Scientists want to test bone fragments, strands of hair and blood stains from Abraham Lincoln to determine if the 16th president had an inherited condition called Marfan's syndrome.
Dr. Marc S. Micozzi, director of the National Museum of Health and Medicine, said Saturday that new techniques may make it possible to use 126-year-old specimens in his museum to reconstruct Lincoln's complete genetic pattern.Such studies, he said, could tell much about Abe's aches, pains and health problems.
While settling the historians' debate about whether Lincoln had Marfan's, he said, the studies could also "provide an inspiring perspective" on what people can accomplish despite serious medical problems.
Marfan's is an inherited condition that can have painful and crippling effects.
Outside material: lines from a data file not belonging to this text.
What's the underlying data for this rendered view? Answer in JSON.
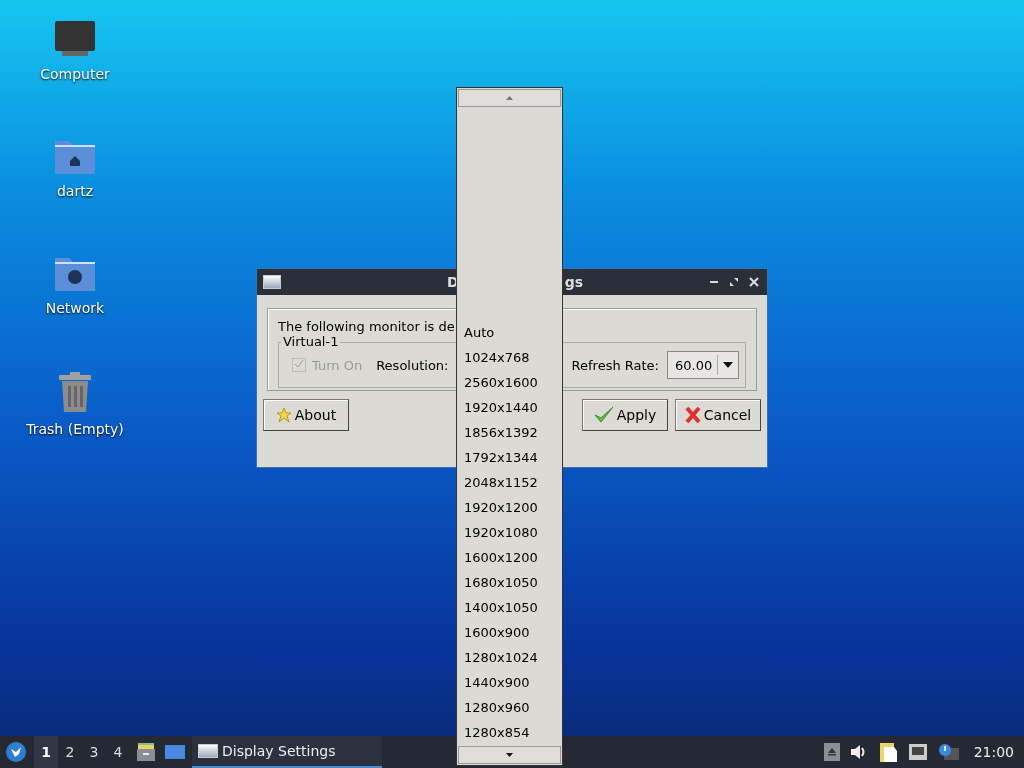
{
  "desktop_icons": [
    {
      "label": "Computer",
      "kind": "computer"
    },
    {
      "label": "dartz",
      "kind": "home"
    },
    {
      "label": "Network",
      "kind": "network"
    },
    {
      "label": "Trash (Empty)",
      "kind": "trash"
    }
  ],
  "dialog": {
    "title_start": "D",
    "title_end": "gs",
    "message": "The following monitor is de",
    "monitor": {
      "name": "Virtual-1",
      "turn_on": {
        "label": "Turn On",
        "checked": true,
        "disabled": true
      },
      "resolution_label": "Resolution:",
      "refresh_label": "Refresh Rate:",
      "refresh_value": "60.00"
    },
    "buttons": [
      {
        "label": "About",
        "kind": "about"
      },
      {
        "label": "Apply",
        "kind": "apply"
      },
      {
        "label": "Cancel",
        "kind": "cancel"
      }
    ]
  },
  "resolution_popup": {
    "items": [
      "Auto",
      "1024x768",
      "2560x1600",
      "1920x1440",
      "1856x1392",
      "1792x1344",
      "2048x1152",
      "1920x1200",
      "1920x1080",
      "1600x1200",
      "1680x1050",
      "1400x1050",
      "1600x900",
      "1280x1024",
      "1440x900",
      "1280x960",
      "1280x854"
    ]
  },
  "taskbar": {
    "workspaces": [
      {
        "label": "1",
        "selected": true
      },
      {
        "label": "2",
        "selected": false
      },
      {
        "label": "3",
        "selected": false
      },
      {
        "label": "4",
        "selected": false
      }
    ],
    "tasks": [
      {
        "label": "Display Settings",
        "selected": true
      }
    ],
    "clock": "21:00"
  }
}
Its most common symptoms include exceptional height and thinness, along with elongated fingers, arms, toes and legs, and the effects of the condition can range from mild to very serious heart problems.
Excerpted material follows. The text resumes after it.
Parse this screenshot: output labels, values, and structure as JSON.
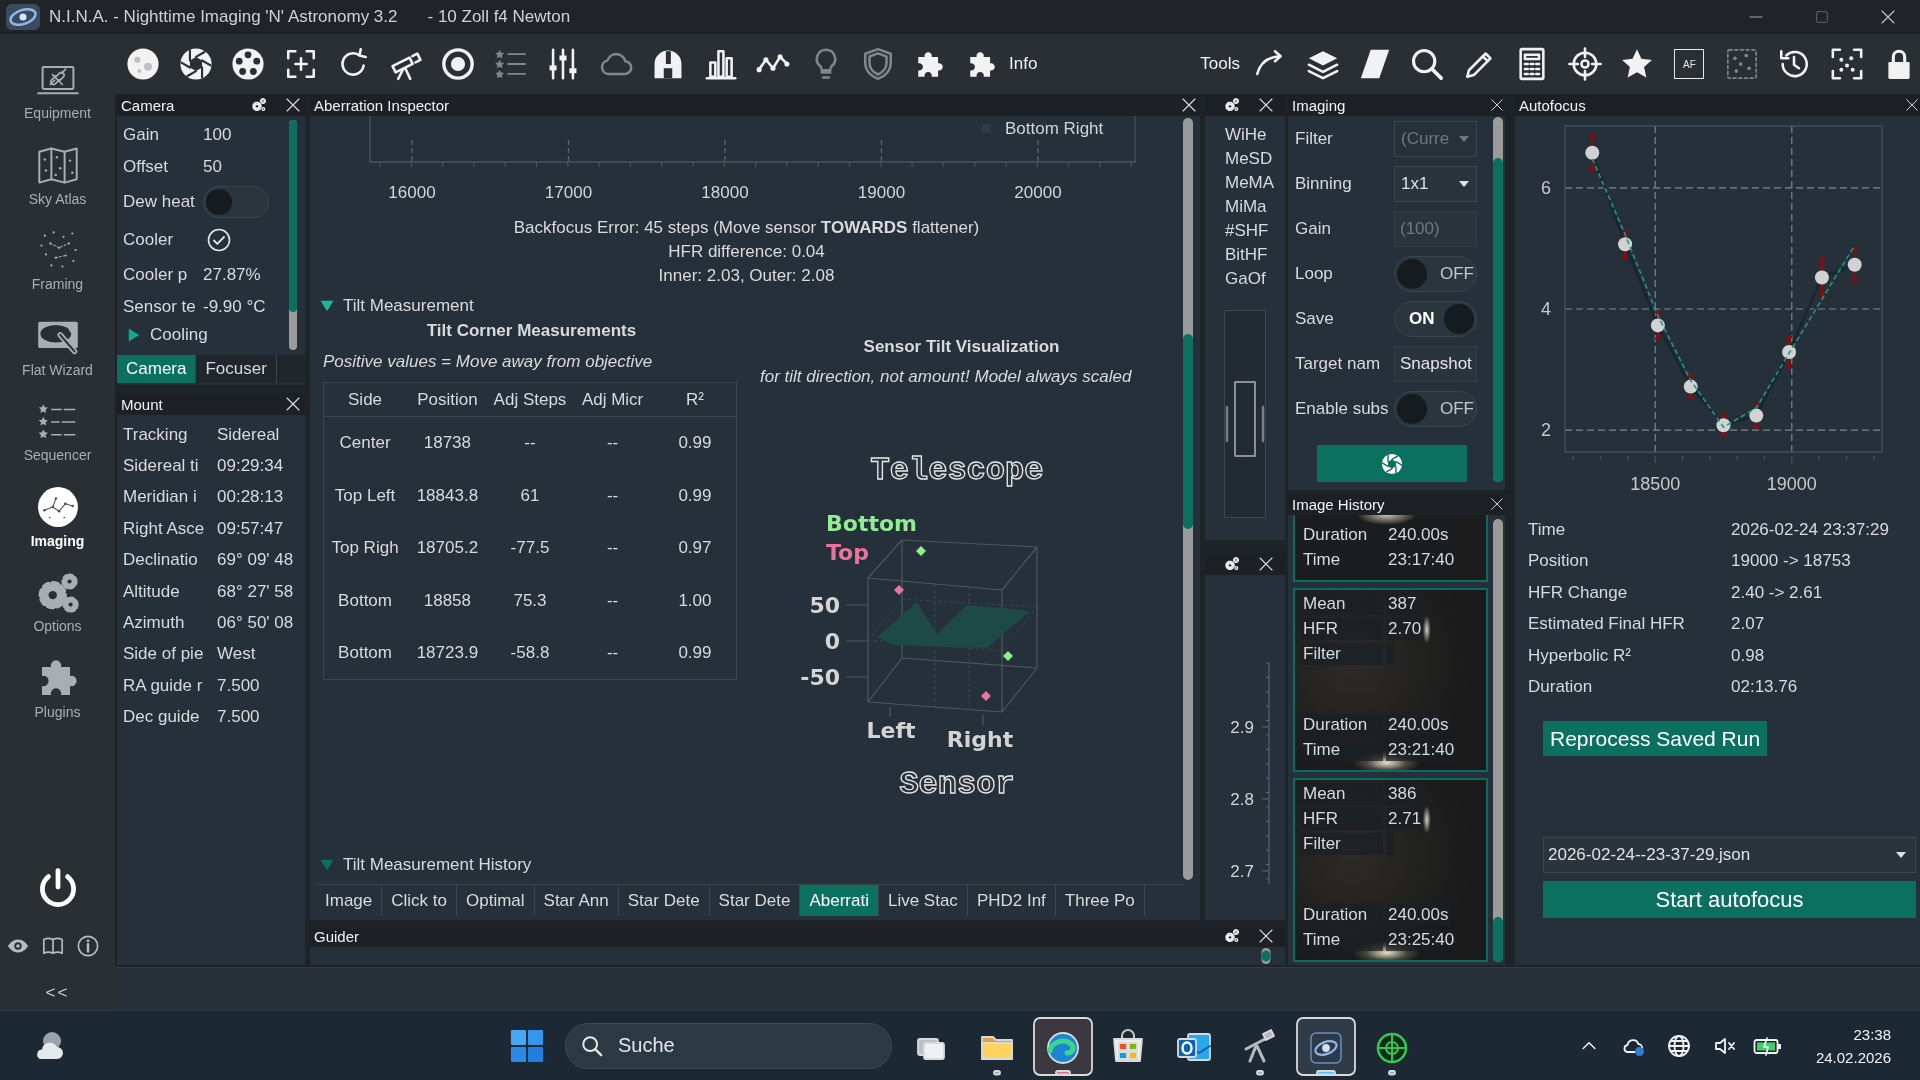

Patients severely affected die at the average age of 32.
Lincoln, assassinated at age 56, had many of the characteristics of Marfan's, but medical data on him aren't detailed enough to determine if he inherited the disorder.
"He was tall and gaunt and narrow in the chest," Micozzi said. "From some descriptions, it looks like his legs and arms may have been within the range that you see with Marfan. But having gone over all the evidence, I do not have an opinion to any reasonable degree of certainty."
To settle the question, Dr. Darwin J. Prockop of the Jefferson Institute of Molecular Medicine in Philadelphia, has proposed genetic testing of medical specimens collected during Lincoln's autopsy in 1865.
Micozzi said his museum had eight to 10 bone fragments recovered by Army doctors when they performed a post-mortem after Lincoln was assassinated. The president was mortally wounded with a gunshot to the head as he sat in a box at Ford's Theater in Washington.
The bone fragments, which are only fractional inches in size, bear the beveled marks of penetration by a bullet, Micozzi said. The museum also has strands of hair and clothing stained with Lincoln's blood.
Army doctors who performed the autopsy kept the specimens, and family members turned them over to the museum in the 1950s. Since then, Micozzi said, the specimens have been sealed in airtight glass containers.
Prockop has developed tests that extract DNA, the molecule that contains the genetic pattern, from very small samples of tissue, bone or hair.